Dear Junior School,

In celebration of our impending Spring Break (so close, yet so far), we neighborhood librarians invite you to…

Spring Break Bookmobile

Thursday, March 14th, 12:10 pm

Thompson South Atrium

Come visit us in the atrium where you can view this episode’s selection of books, kindles and clay tablets. In the interest of time, we will be organizing materials into broad/vague categories that may or may not be helpful to interested parties. They aren’t really rules, more like guidelines. And we probably won’t be following them too closely, so be bold and ask for help and reading suggestions. Bring your friends, teachers, adviser, imaginary pets, and etc. The more the merrier!

Book Review: The Age of Miracles, by Karen Thompson Walker

Turn, Turn, Turn

The Age of Miracles

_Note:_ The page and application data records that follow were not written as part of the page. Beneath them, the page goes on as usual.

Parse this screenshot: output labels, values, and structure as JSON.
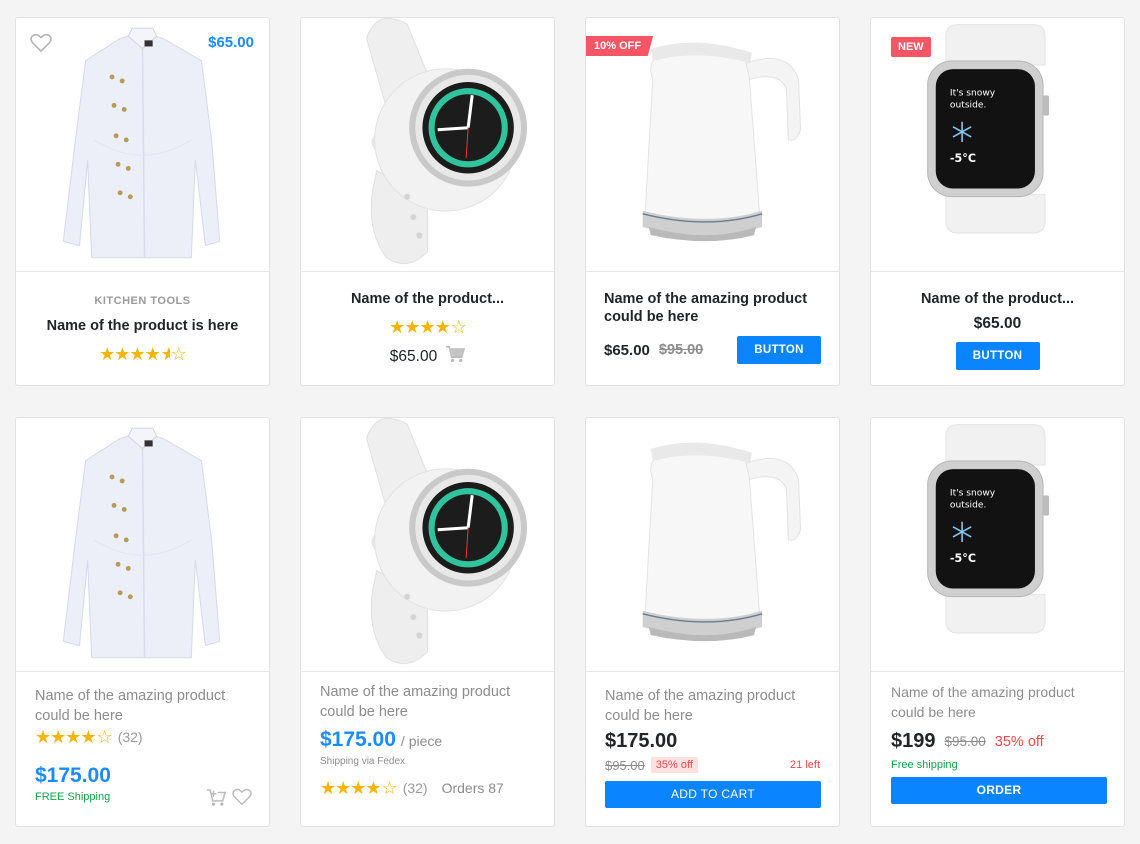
{
  "row1": {
    "card1": {
      "price": "$65.00",
      "category": "KITCHEN TOOLS",
      "title": "Name of the product is here"
    },
    "card2": {
      "title": "Name of the product...",
      "price": "$65.00"
    },
    "card3": {
      "badge": "10% OFF",
      "title": "Name of the amazing product could be here",
      "price": "$65.00",
      "old_price": "$95.00",
      "button": "BUTTON"
    },
    "card4": {
      "badge": "NEW",
      "title": "Name of the product...",
      "price": "$65.00",
      "button": "BUTTON"
    }
  },
  "row2": {
    "card1": {
      "title": "Name of the amazing product could be here",
      "rating_count": "(32)",
      "price": "$175.00",
      "shipping": "FREE Shipping"
    },
    "card2": {
      "title": "Name of the amazing product could be here",
      "price": "$175.00",
      "unit": "/ piece",
      "shipping": "Shipping via Fedex",
      "rating_count": "(32)",
      "orders": "Orders 87"
    },
    "card3": {
      "title": "Name of the amazing product could be here",
      "price": "$175.00",
      "old_price": "$95.00",
      "discount": "35% off",
      "stock": "21 left",
      "button": "ADD TO CART"
    },
    "card4": {
      "title": "Name of the amazing product could be here",
      "price": "$199",
      "old_price": "$95.00",
      "discount": "35% off",
      "shipping": "Free shipping",
      "button": "ORDER"
    }
  },
  "watch_screen": {
    "line1": "It's snowy",
    "line2": "outside.",
    "temp": "-5°C"
  },
  "ratings": {
    "row1_card1": 4.5,
    "row1_card2": 4.5,
    "row2_card1": 4.5,
    "row2_card2": 4.5
  },
  "colors": {
    "accent": "#0a84ff",
    "price_blue": "#1a8cff",
    "badge_red": "#f55564",
    "star": "#f7b500",
    "green": "#12a34b"
  }
}
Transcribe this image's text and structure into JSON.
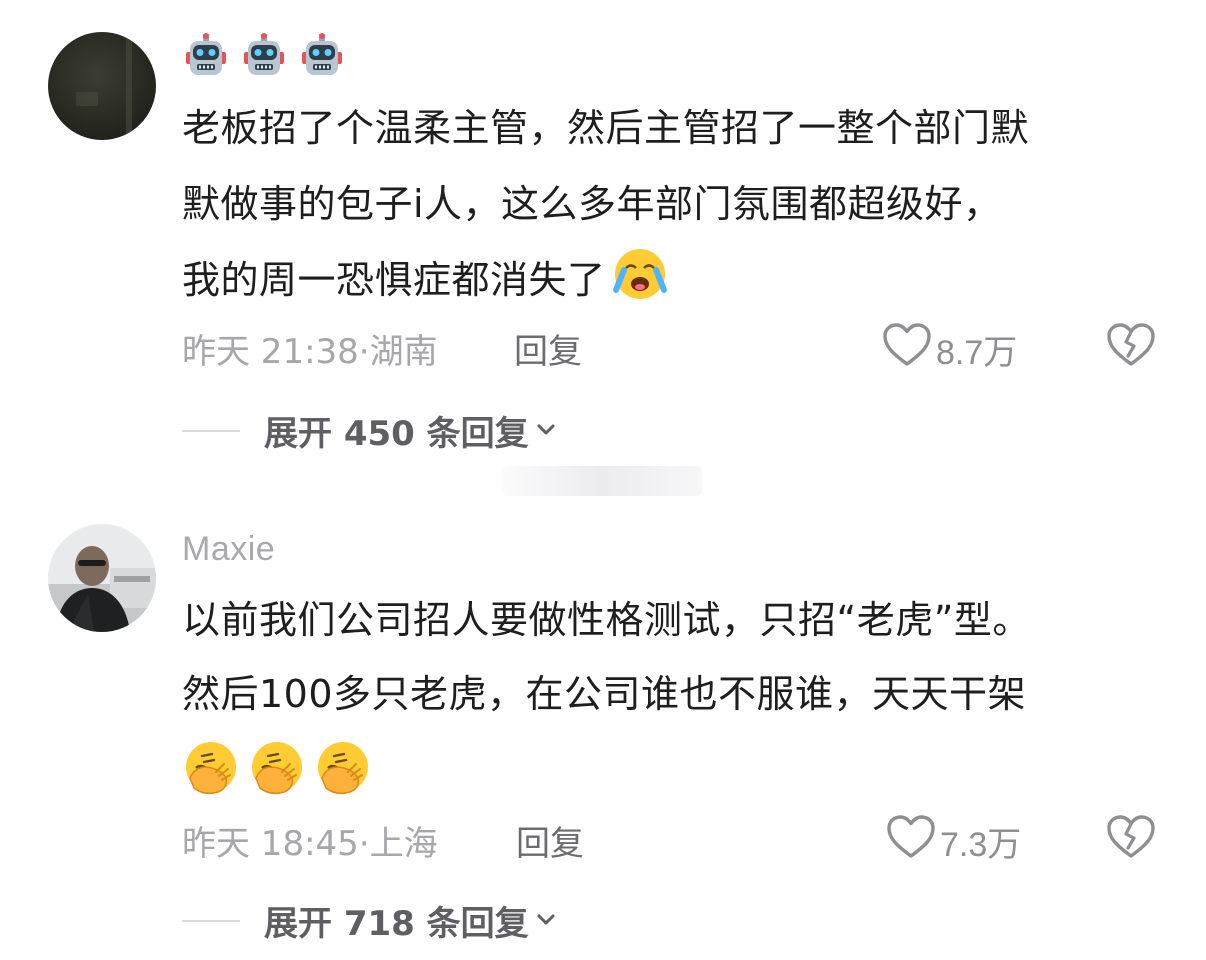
{
  "comments": [
    {
      "username": "",
      "username_emojis": [
        "robot-icon",
        "robot-icon",
        "robot-icon"
      ],
      "lines": [
        "老板招了个温柔主管，然后主管招了一整个部门默",
        "默做事的包子i人，这么多年部门氛围都超级好，",
        "我的周一恐惧症都消失了"
      ],
      "trailing_emojis": [
        "loudly-crying-face-icon"
      ],
      "time": "昨天 21:38",
      "separator": "·",
      "location": "湖南",
      "reply_label": "回复",
      "likes": "8.7万",
      "expand_label": "展开 450 条回复"
    },
    {
      "username": "Maxie",
      "username_emojis": [],
      "lines": [
        "以前我们公司招人要做性格测试，只招“老虎”型。",
        "然后100多只老虎，在公司谁也不服谁，天天干架"
      ],
      "trailing_emojis": [
        "face-palm-icon",
        "face-palm-icon",
        "face-palm-icon"
      ],
      "time": "昨天 18:45",
      "separator": "·",
      "location": "上海",
      "reply_label": "回复",
      "likes": "7.3万",
      "expand_label": "展开 718 条回复"
    }
  ],
  "colors": {
    "text": "#1e1e1e",
    "meta": "#a6a6ab",
    "reply": "#6c6c70",
    "expand": "#5e5e63",
    "emoji_yellow": "#ffcc33"
  }
}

They call it the slowing – the unexpected, inexplicable, quietly disastrous deceleration of the earth’s rotation. There are no predictions of its impending occurrence, or Armageddon-esque missions to prevent it – the slowing just happens, and continues to happen. The seemingly ordinary Julia wakes up on an ordinary Saturday after an ordinary sleepover in an ordinary house in an ordinary suburb and hears (along with her ordinary parents) the obviously un-ordinary news that the earth’s rotation on its axis is in fact slowing, and will continue to slow indefinitely.

What makes Karen Thompson Walker’s debut novel quite brilliant is her decision to tell the story of the slowing through the voice of Julia, an 11-year-old girl with parents, a best friend, and two cats. The dichotomy between the extraordinary slowing and the ordinary Julia blurs, merges, overlaps, and swaps places repeatedly throughout Walker’s narrative. Everything from Julia’s best friend and the suburb she calls home, to her parents’ marriage and school bus stop sheds the facade of “ordinary”. Do all things become extraordinary because of the slowing? Does the slowing become ordinary when life is so? Or, can the slowing only be blamed for certain phenomena? Lengthened periods of light and darkness, drastic tide changes, agricultural failures, altered laws of physics, mass extinctions of entire species. Julia herself is never really quite sure.

I mostly enjoyed The Age of Miracles – it couples a coming-of-age story with a sci-fi plot set in a dystopian near-future. Often, there are instances when familiar moral questions are raised – persecution of outsiders (“real timers”), the human impact on planet earth, and the purpose of existence. Conversely, Julia recounts the universally familiar (but perhaps not so grand) personal experiences of middle-school loneliness, first crushes, loss, and marital troubles. Sometimes, I noticed Walker overreaching in her effort to draw parallels between  the microcosm of Julia and the macro phenomenon of the slowing; however, such flaws do not warrant distraction from the promise of this debut novel.

-Signing off, Jenny Barrows (who is confident that she would be a “real timer” if the slowing actually happened….or just a very batty librarian)